One of the strongest sumo high schools in Japan is Tottori Johoku.

Located in western Japan, Johoku has been churning out professional talent over the past last few years, and is the alma mater of ozeki pair Terunofuji and Kotomitsuki, as well as top-division wrestlers Ishiura, Sakaizawa, Takanoiwa and Daikiho.

Several other juryō-division rikishi are graduates of the institution located just over a kilometer away from the prefecture’s famous sand dunes.

Terunofuji once said that ozumo was easy for him to adapt to, as he’d experienced training that was just as tough — if not more so — at Johoku.

The school brings in Mongolian students ever year and Terunofuji’s time there overlapped with that of another successful countryman.

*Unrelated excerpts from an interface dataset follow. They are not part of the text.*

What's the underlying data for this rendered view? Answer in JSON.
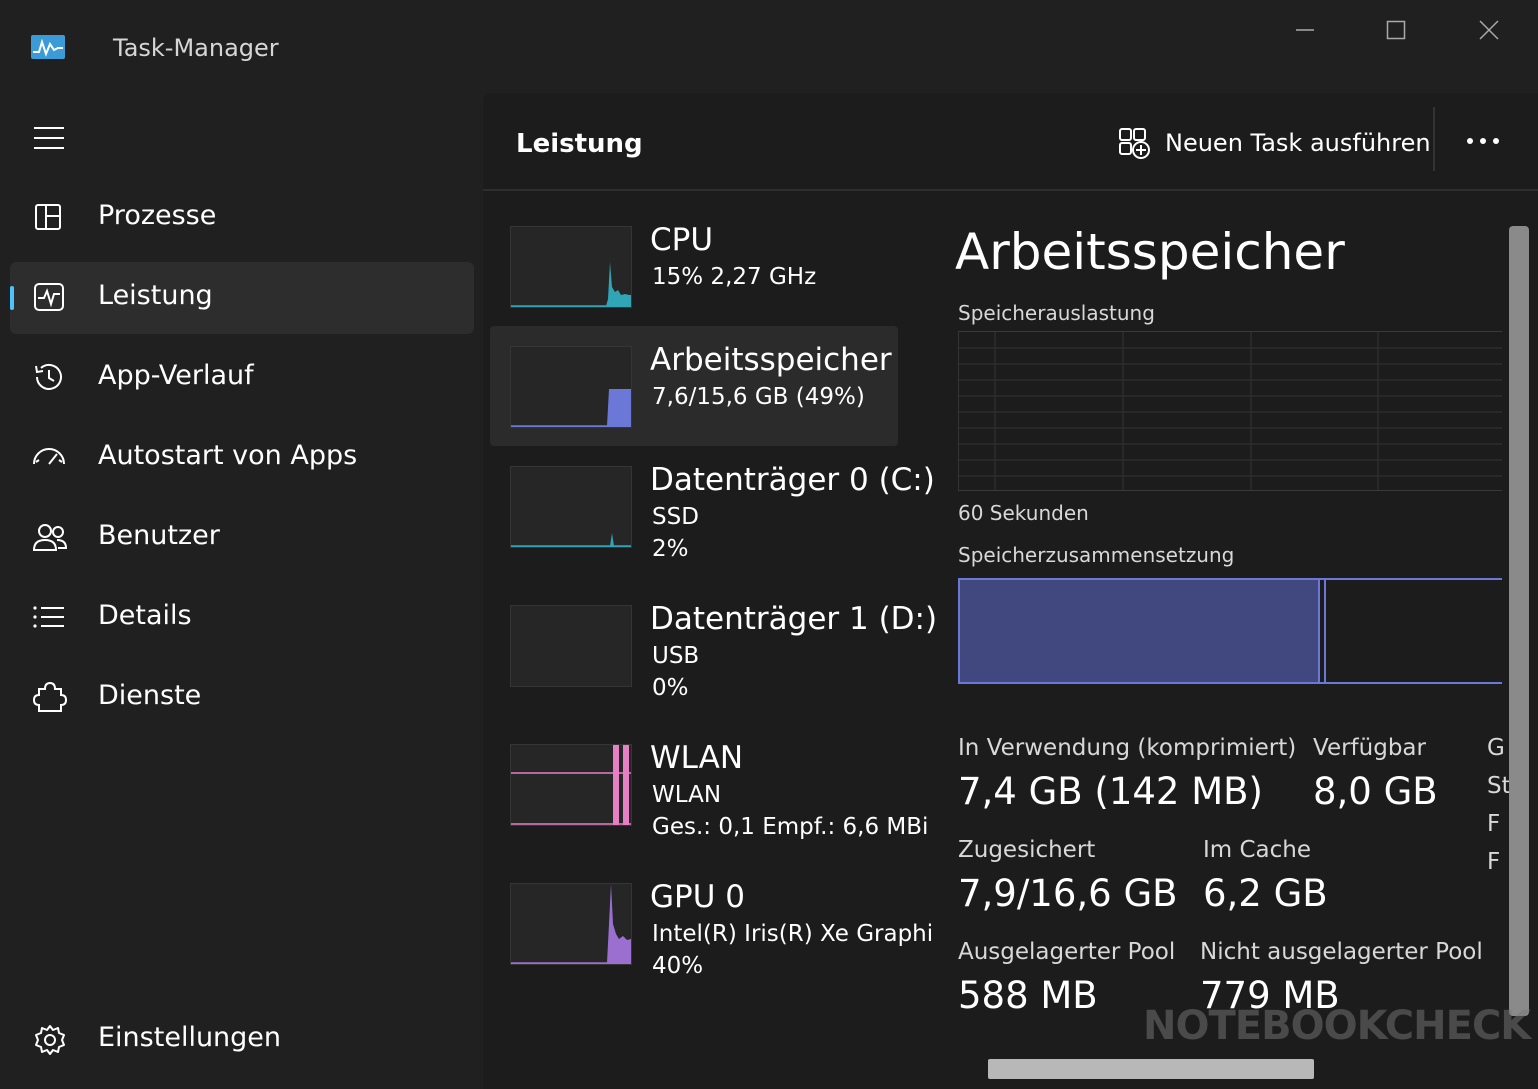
{
  "window": {
    "title": "Task-Manager",
    "app_icon": "task-manager-icon",
    "controls": [
      "minimize-icon",
      "maximize-icon",
      "close-icon"
    ]
  },
  "sidebar": {
    "menu_icon": "hamburger-icon",
    "items": [
      {
        "label": "Prozesse",
        "icon": "processes-icon",
        "active": false
      },
      {
        "label": "Leistung",
        "icon": "performance-icon",
        "active": true
      },
      {
        "label": "App-Verlauf",
        "icon": "history-icon",
        "active": false
      },
      {
        "label": "Autostart von Apps",
        "icon": "speedometer-icon",
        "active": false
      },
      {
        "label": "Benutzer",
        "icon": "users-icon",
        "active": false
      },
      {
        "label": "Details",
        "icon": "list-icon",
        "active": false
      },
      {
        "label": "Dienste",
        "icon": "puzzle-icon",
        "active": false
      }
    ],
    "settings_label": "Einstellungen",
    "settings_icon": "gear-icon"
  },
  "header": {
    "title": "Leistung",
    "new_task_label": "Neuen Task ausführen",
    "new_task_icon": "new-task-icon",
    "more_icon": "more-icon"
  },
  "devices": [
    {
      "name": "CPU",
      "line1": "15%  2,27 GHz",
      "line2": "",
      "color": "#2fa5b5",
      "active": false
    },
    {
      "name": "Arbeitsspeicher",
      "line1": "7,6/15,6 GB (49%)",
      "line2": "",
      "color": "#6b78d8",
      "active": true
    },
    {
      "name": "Datenträger 0 (C:)",
      "line1": "SSD",
      "line2": "2%",
      "color": "#2fa5b5",
      "active": false
    },
    {
      "name": "Datenträger 1 (D:)",
      "line1": "USB",
      "line2": "0%",
      "color": "#2fa5b5",
      "active": false
    },
    {
      "name": "WLAN",
      "line1": "WLAN",
      "line2": "Ges.: 0,1  Empf.: 6,6 MBi",
      "color": "#e77fc4",
      "active": false
    },
    {
      "name": "GPU 0",
      "line1": "Intel(R) Iris(R) Xe Graphi",
      "line2": "40%",
      "color": "#9b6fd0",
      "active": false
    }
  ],
  "detail": {
    "title": "Arbeitsspeicher",
    "usage_label": "Speicherauslastung",
    "time_label": "60 Sekunden",
    "composition_label": "Speicherzusammensetzung",
    "composition_in_use_fraction": 0.66,
    "stats": [
      {
        "label": "In Verwendung (komprimiert)",
        "value": "7,4 GB (142 MB)"
      },
      {
        "label": "Verfügbar",
        "value": "8,0 GB"
      },
      {
        "label": "Zugesichert",
        "value": "7,9/16,6 GB"
      },
      {
        "label": "Im Cache",
        "value": "6,2 GB"
      },
      {
        "label": "Ausgelagerter Pool",
        "value": "588 MB"
      },
      {
        "label": "Nicht ausgelagerter Pool",
        "value": "779 MB"
      }
    ],
    "cut_off_labels": [
      "G",
      "St",
      "F",
      "F"
    ]
  },
  "watermark": "NOTEBOOKCHECK",
  "colors": {
    "background": "#202020",
    "panel": "#1c1c1c",
    "accent": "#4cc2ff",
    "memory": "#6b78d8"
  }
}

Ichinojo won several titles while a student (and later coach) at Johoku, and earned a makushita tsukedashi qualification in 2013 that allowed him to enter the professional ranks near the top of the third-highest division.

The massive Mongolian exploded onto the ōzumō scene, winning the juryō-division championship in just his third tournament and following that up four months later with an incredible 13-2 runner-up performance in his top-division debut that included a win over yokozuna Kakuryu.

That earned the Minato stable man two special prizes and promotion to the sport’s third-highest rank less than a year after joining sumo.

Health and weight issues have led to a decidedly mixed career in the five years since, but when in good condition and motivated Ichinojo can be a force, as shown by his outstanding 14-1 in March 2019.

The only Mongolian wrestler to come from a nomadic background, Ichinojo is always a threat in individual bouts even when he isn’t enjoying a good tournament.

Four of his six wins in January of 2019, for example, came against yokozuna and ozeki.

Although he’s in the second tier now, Ichinojo is still only 26 and his best days could well be in front of him.

In a time of both misinformation and too much information, quality journalism is more crucial than ever.
By subscribing, you can help us get the story right.